-- Given entries follows --
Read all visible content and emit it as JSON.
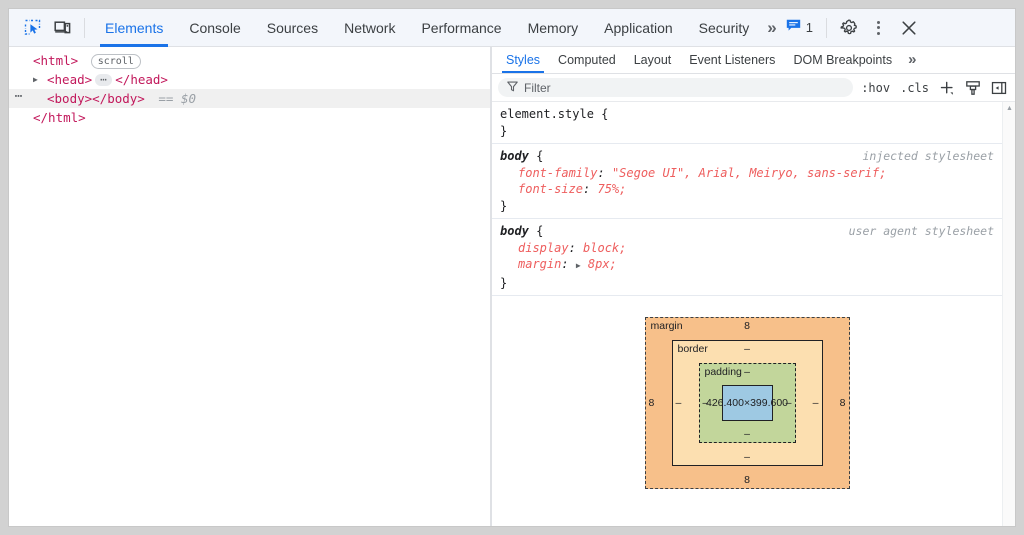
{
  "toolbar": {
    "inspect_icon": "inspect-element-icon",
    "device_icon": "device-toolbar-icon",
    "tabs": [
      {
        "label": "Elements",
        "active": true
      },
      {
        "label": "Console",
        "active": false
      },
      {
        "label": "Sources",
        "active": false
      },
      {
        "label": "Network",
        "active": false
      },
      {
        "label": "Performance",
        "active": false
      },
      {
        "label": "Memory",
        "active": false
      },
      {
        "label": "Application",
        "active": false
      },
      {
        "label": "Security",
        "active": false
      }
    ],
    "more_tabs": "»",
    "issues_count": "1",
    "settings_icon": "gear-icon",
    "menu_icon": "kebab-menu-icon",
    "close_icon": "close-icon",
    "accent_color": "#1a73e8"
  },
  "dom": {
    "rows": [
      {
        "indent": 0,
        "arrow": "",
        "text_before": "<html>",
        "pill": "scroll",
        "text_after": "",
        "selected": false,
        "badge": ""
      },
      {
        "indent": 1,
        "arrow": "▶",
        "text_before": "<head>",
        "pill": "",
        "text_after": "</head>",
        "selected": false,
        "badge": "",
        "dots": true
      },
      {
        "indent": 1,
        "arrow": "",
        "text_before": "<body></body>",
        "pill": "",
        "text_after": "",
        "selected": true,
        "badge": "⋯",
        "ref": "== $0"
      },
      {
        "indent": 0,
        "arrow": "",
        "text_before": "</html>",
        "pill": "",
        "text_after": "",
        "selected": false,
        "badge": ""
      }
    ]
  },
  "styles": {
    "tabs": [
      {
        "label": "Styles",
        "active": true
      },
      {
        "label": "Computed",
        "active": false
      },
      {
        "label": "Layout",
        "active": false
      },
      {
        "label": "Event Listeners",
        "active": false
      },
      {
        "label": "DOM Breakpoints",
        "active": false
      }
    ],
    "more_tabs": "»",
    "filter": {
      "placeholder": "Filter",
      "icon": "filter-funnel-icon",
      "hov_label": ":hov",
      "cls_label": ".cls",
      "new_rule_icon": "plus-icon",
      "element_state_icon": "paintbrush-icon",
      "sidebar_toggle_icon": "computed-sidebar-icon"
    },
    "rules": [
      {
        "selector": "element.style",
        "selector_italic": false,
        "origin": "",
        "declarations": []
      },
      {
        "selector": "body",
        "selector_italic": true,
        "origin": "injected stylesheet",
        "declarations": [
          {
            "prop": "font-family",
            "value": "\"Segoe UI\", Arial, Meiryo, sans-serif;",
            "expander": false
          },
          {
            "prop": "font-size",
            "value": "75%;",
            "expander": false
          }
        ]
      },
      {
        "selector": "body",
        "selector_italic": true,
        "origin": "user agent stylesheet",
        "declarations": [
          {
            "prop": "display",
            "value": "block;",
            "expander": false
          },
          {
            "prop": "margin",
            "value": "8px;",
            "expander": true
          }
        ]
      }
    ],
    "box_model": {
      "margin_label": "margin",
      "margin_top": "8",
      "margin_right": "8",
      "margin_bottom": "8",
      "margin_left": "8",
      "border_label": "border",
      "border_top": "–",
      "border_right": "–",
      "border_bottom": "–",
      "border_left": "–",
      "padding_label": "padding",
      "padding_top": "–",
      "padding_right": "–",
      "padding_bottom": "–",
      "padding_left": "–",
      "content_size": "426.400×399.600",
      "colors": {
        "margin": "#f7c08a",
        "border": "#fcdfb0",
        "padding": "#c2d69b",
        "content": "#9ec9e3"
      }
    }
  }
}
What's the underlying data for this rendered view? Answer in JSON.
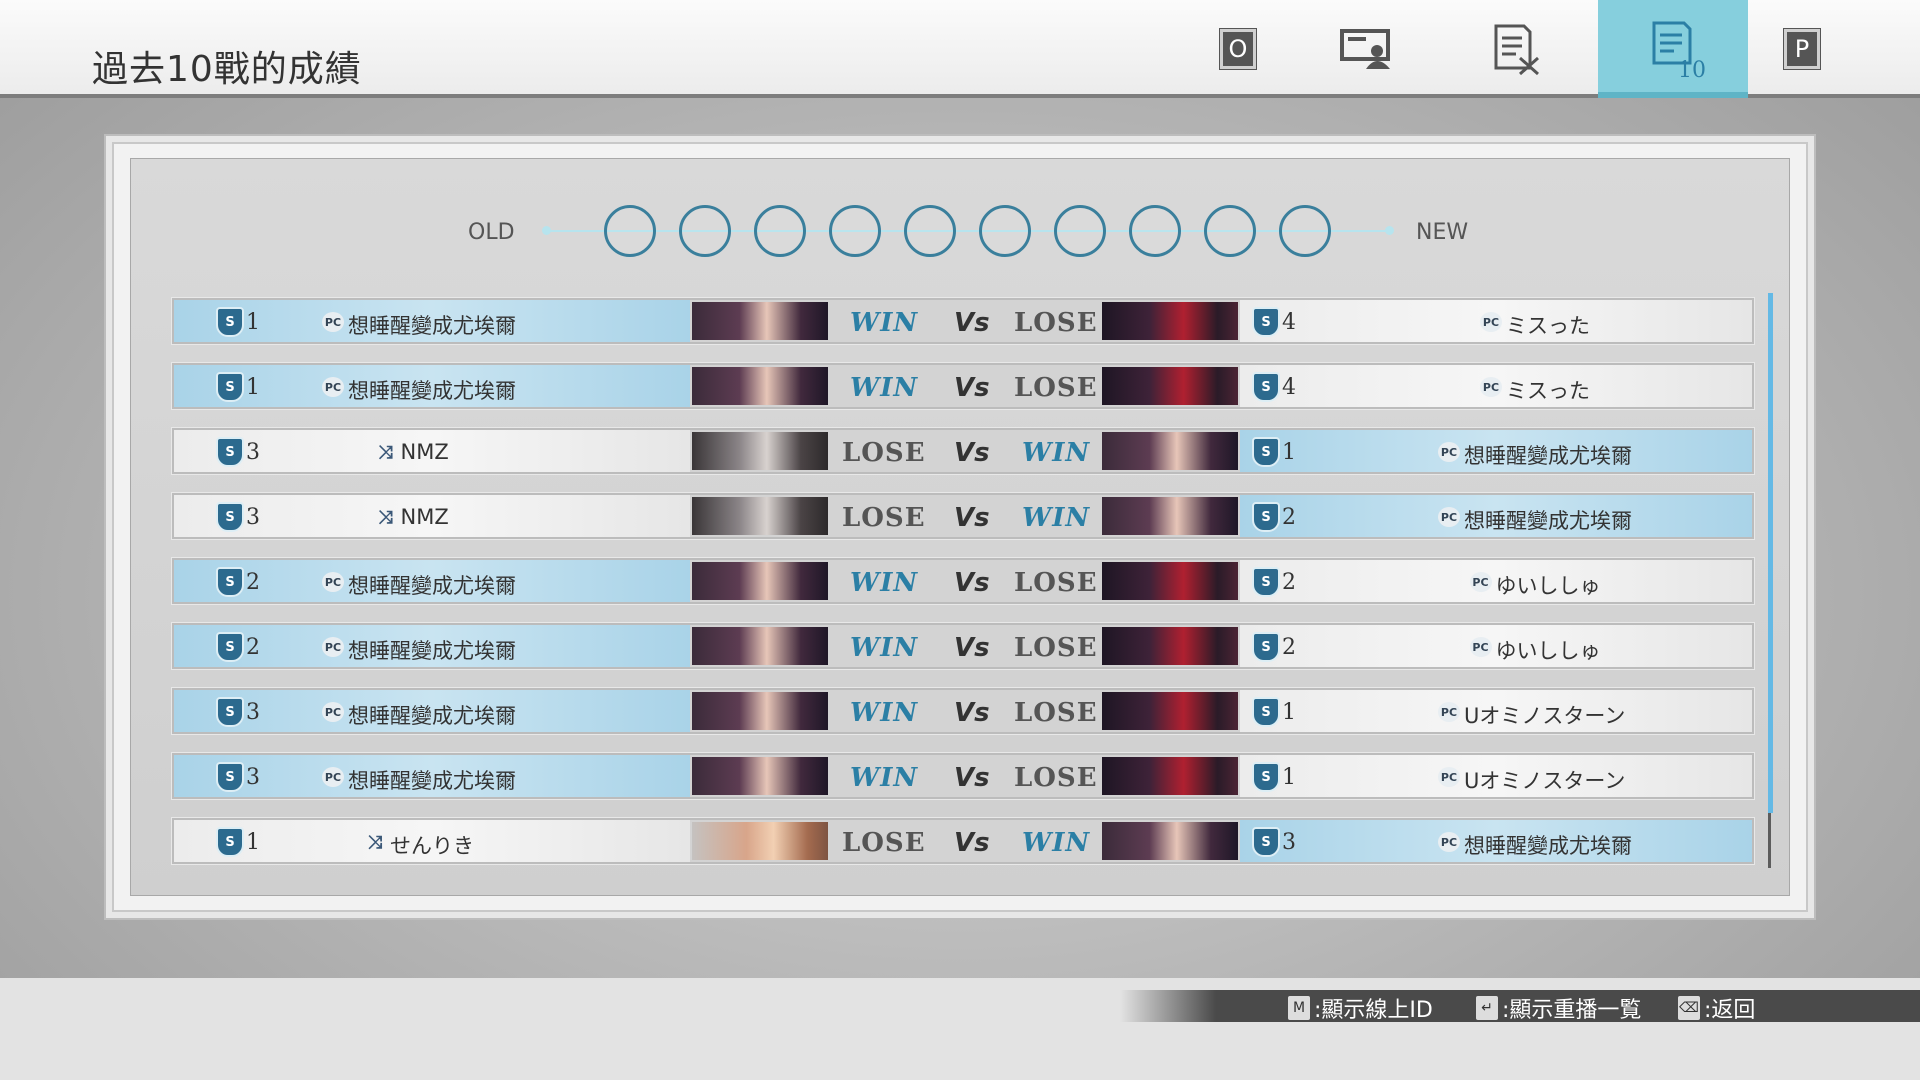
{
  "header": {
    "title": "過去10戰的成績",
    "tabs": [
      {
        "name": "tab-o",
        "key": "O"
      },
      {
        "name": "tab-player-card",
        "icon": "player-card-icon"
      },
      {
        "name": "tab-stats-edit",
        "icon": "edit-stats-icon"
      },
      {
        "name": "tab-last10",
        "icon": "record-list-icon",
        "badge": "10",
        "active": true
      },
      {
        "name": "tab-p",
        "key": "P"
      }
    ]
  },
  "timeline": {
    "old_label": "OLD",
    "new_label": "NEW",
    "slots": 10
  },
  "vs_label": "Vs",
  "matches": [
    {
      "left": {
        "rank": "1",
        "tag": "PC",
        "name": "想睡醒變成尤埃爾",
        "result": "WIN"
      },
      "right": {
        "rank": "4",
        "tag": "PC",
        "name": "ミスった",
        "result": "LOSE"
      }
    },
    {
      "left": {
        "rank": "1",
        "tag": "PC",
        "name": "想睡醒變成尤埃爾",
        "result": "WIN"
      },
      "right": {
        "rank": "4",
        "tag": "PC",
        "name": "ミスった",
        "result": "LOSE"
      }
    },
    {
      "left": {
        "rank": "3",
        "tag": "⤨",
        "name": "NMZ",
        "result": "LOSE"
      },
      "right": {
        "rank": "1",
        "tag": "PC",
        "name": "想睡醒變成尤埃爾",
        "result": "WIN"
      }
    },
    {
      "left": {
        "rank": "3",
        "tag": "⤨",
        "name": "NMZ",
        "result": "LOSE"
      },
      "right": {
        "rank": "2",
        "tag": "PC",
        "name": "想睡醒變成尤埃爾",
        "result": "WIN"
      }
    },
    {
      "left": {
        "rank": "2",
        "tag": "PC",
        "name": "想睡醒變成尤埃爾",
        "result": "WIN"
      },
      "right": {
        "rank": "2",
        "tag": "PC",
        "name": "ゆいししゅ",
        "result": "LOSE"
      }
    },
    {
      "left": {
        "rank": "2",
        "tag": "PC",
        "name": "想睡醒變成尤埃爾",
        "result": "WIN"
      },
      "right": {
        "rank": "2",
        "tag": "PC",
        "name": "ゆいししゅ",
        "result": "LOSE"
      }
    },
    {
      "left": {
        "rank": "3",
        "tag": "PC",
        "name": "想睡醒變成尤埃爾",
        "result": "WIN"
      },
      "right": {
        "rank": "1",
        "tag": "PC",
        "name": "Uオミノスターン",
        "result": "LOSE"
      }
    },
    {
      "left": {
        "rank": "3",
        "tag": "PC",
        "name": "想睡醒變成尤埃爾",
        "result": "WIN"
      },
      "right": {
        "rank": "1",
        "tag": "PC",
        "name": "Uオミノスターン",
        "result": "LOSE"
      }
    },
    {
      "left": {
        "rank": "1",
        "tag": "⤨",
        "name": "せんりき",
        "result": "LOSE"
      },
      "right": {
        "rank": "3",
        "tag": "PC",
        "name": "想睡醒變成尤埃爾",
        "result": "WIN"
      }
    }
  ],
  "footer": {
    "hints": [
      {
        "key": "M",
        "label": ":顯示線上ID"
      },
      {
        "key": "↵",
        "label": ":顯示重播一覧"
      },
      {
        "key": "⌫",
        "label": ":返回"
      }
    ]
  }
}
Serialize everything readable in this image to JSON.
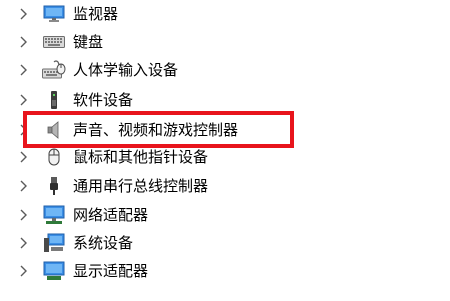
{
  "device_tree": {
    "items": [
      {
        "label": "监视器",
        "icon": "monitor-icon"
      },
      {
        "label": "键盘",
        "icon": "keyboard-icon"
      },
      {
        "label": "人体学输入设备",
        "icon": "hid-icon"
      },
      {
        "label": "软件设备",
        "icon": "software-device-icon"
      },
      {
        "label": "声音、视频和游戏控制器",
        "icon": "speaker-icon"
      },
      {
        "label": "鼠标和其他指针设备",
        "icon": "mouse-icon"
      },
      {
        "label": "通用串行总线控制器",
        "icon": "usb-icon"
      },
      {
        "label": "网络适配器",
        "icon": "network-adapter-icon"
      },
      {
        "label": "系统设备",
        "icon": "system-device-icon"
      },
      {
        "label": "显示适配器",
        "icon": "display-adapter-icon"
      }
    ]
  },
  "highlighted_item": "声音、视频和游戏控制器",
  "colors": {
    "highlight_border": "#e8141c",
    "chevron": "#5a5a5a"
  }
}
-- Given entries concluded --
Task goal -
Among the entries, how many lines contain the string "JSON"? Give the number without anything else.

Exercise answer -
3